So, in 1975 I proposed to the Fine Arts Commission of the City of San Jose that it join with San Jose State in putting on a bicentennial celebration of American poetry consisting of readings by distinguished American poets, a series of four scholarly papers to be read on campus, a national contest for a poem of not more than 200 lines on American themes with a first prize of $1000. The budget was $11,000 and the Fine Arts Commission provided $5777.
The program was an astonishing success, the readings and lectures well attended by students, faculty, and the general public. Sometimes the hall was filled to overflowing. The poetry contest was so successful, the entries of such high quality, that the distinguished judges, Josephine Miles, Robert Hass, and Kathleen Fraser, said we should try to find a way of keeping them together. Once again the Fine Arts Commission responded generously, this time with a grant of $2000. With that we created a wonderful collection of poems entitled Discover America as a special edition of San Jose Studies.
The program was so successful, that we presented a similar one the following year, again with the aid of the Fine Arts Commission of San Jose. Though we did not go on beyond 1977 in this particular way, in part because of battle fatigue, we did go on in other ways.
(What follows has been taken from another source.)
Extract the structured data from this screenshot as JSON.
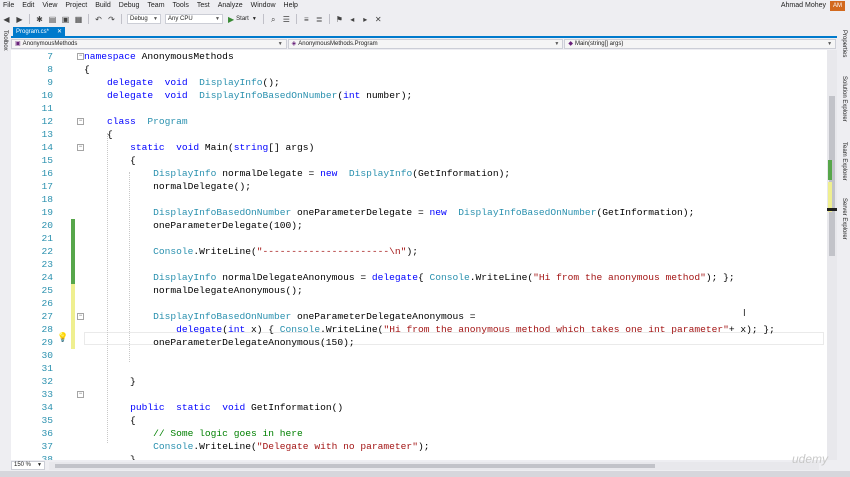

Out the people and energies of those two years grew what is now called Poetry Center San Jose, and from that, I think it not unfair to say, the CLA. Both of these organizations have had a great impact on the poetry-literary community of our area.
Personally, I have been doing an Valentine’s reading for Poetry Center San Jose every year since 1981, always with music – at first Charlene Archibeque and the Choraliers of San Jose State. I’ve also worked with a Jazz pianist and singer, a classical pianist, and a barbershop quartet as well as Chamber Choirs made up of members of the Silicon Valley Symphony Chorale. The event has been held at the Hotel Ste. Claire, the San Jose Museum of Art, the Fairmont, an Art Gallery, a theater and Le Petite Trianon, and now the Cafe Strich. For the last dozen years, Sally Ashton, the second Poet Laureate of Santa Clara County [I was the first], to read with me. For many years, I have finished up the PCSJ poetry season with a Christmas Reading lately offered at the Willow Glen Library. In April of 2004, for the Chamber Society, provided the narration for the Amadeus Trio’s performance of Stravinsky’s L’Histoire du Soldat. I have done other such readings.
Check out the tab Selection of Writings to read a sample of poems.
To review other blogs about Nil Peterson, see links in the menu.